Economic downturns have tended to affect men’s employment more than women’s, which gave rise to terms such as “he-cession” or “man-cession” and “he-covery.” Although this dynamic was true at the time of the Great Recession, it doesn’t hold true for the COVID-19-induced recession.
The FRED graph above displays data from the U.S. Bureau of Labor Statistics: monthly, seasonally adjusted unemployment rates for men and women from January 2007 to September 2020. During the Great Recession (December 2007 to June 2009), the unemployment rate rose from 5.1% to 10.6% for men and 4.9% to 8.3% for women.
Those employment losses contrast greatly with the losses in the COVID-19-induced recession: Women’s unemployment rate rose from 3.4% to 16.2% between February and April 2020 and men’s rose from 3.6% to 13.5%. Although the unemployment rate has declined considerably since its peak in April, the unemployment gap between men and women still persists.
How might we explain (not mansplain) this large and different gender gap in unemployment? One potential explanation is the ongoing closures of schools and day care centers that increased parents’ childcare needs and reduced their flexibility. As unemployment often results in earnings losses, this recession could contribute to an increase in income inequality between men and women, especially if childcare responsibilities continue to fall disproportionately on mothers.

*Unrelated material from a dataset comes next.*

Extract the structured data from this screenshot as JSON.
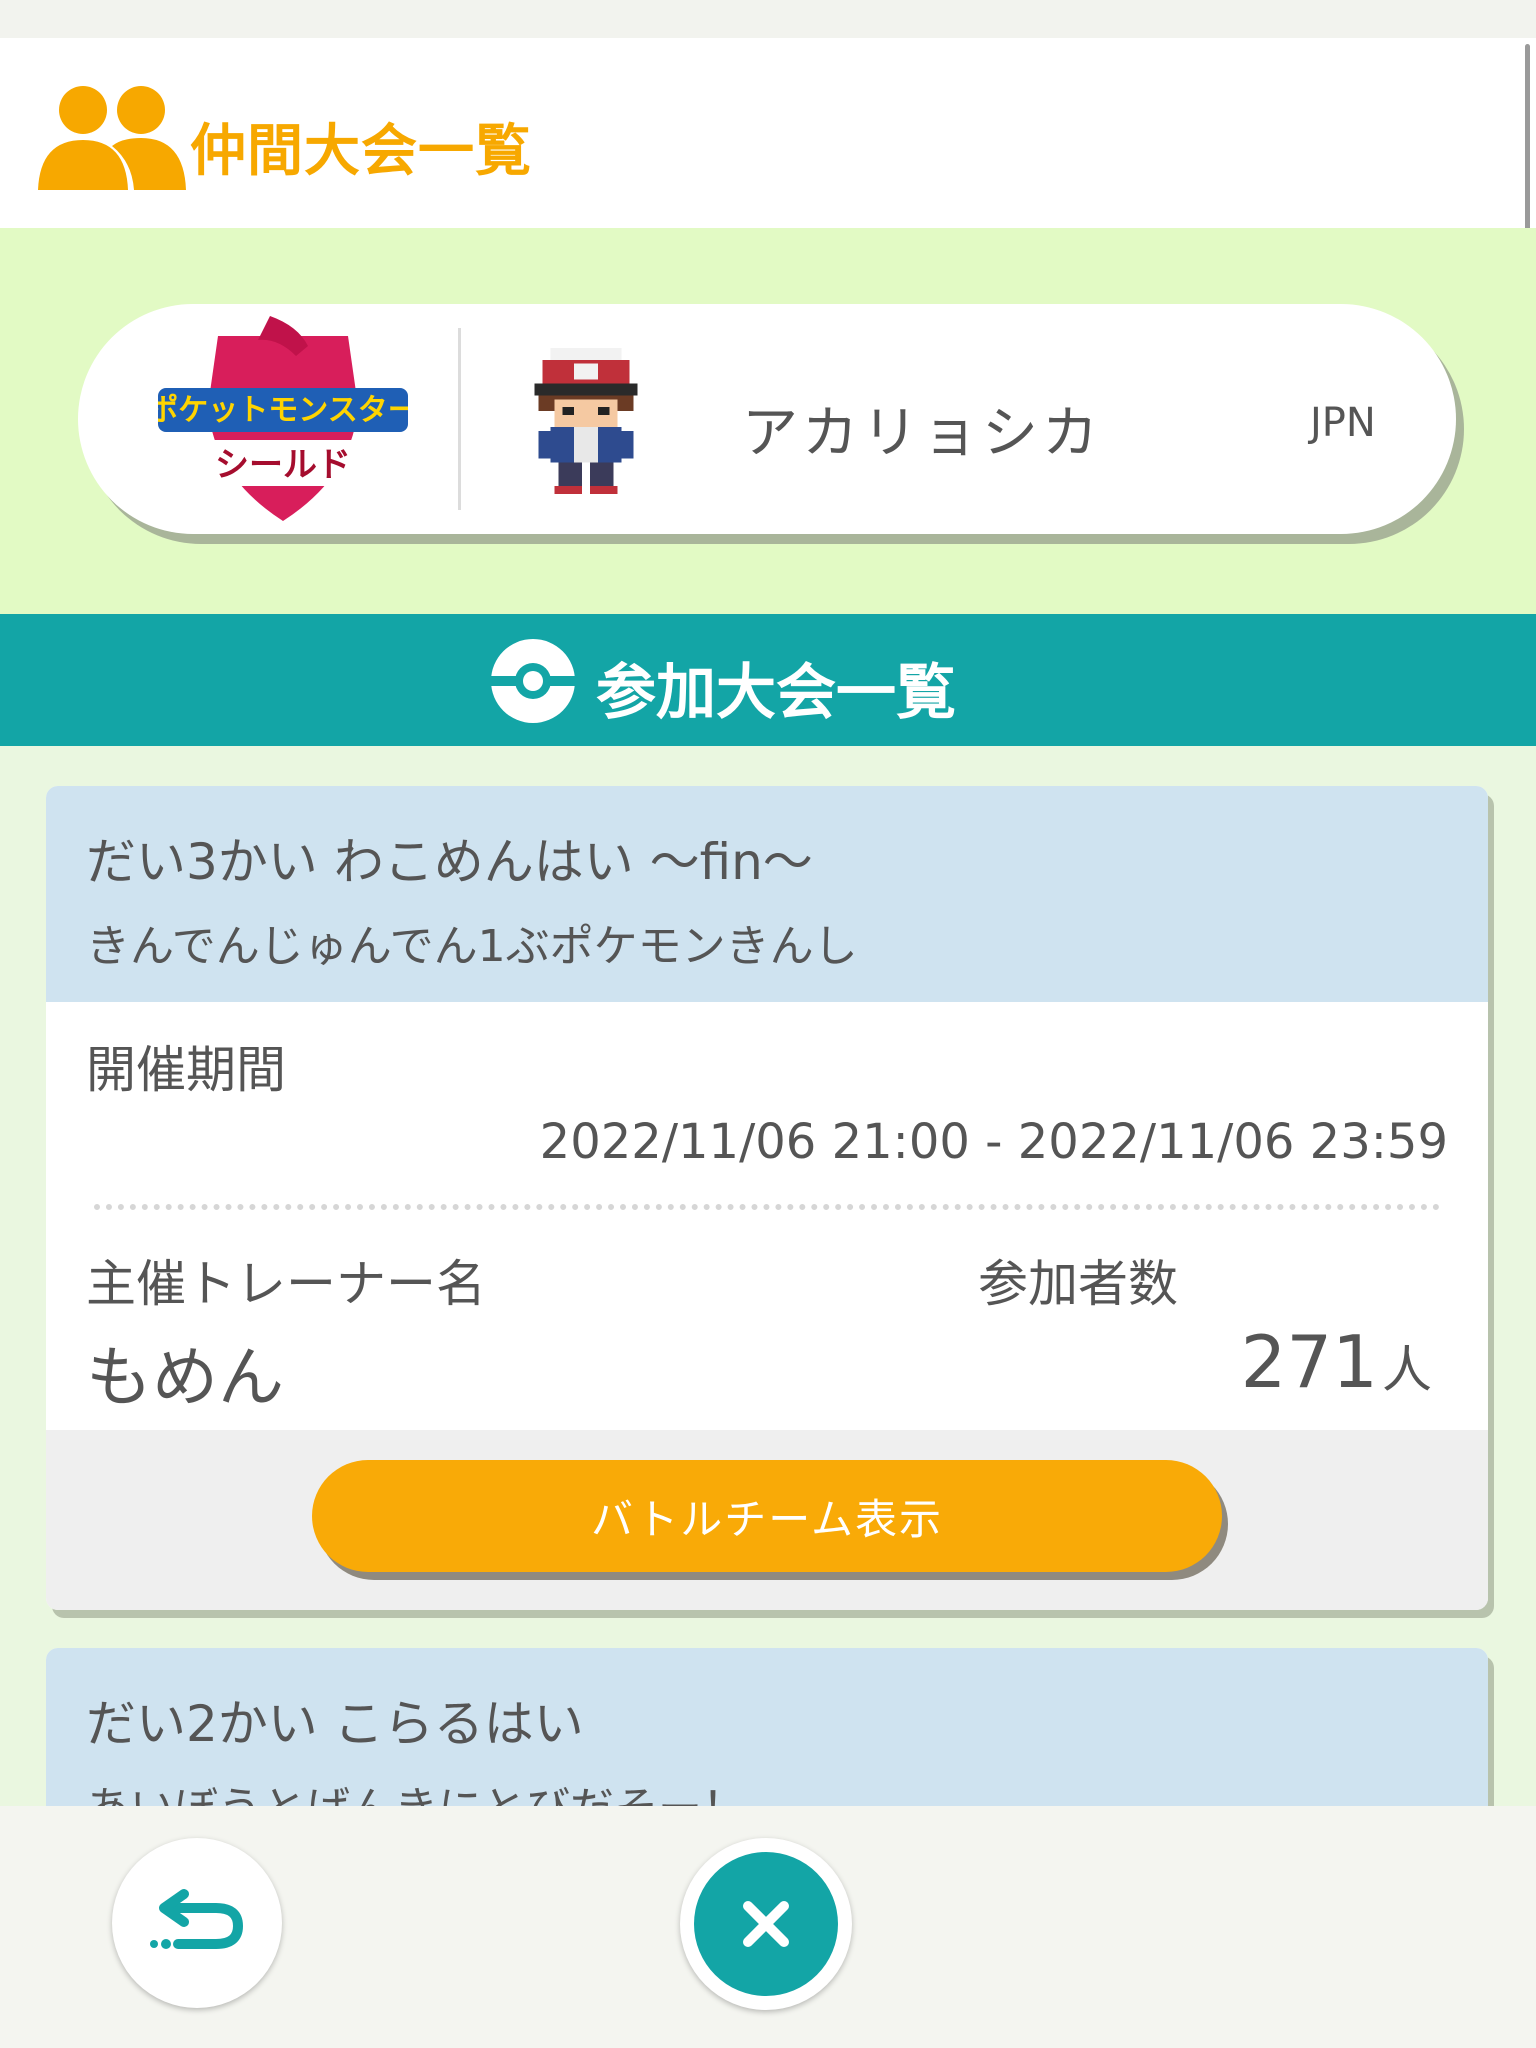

How this graph was created: Search for and select “Unemployment Rate -Women.” From the “Edit Graph” menu, use the “Add Line” tab to search for and select “Unemployment Rate – Men.” Add that new data series to the existing graph. Adjust the sample period to January 2007 to September 2020.
Suggested by Praew Grittayaphong and Paulina Restrepo-Echavarria.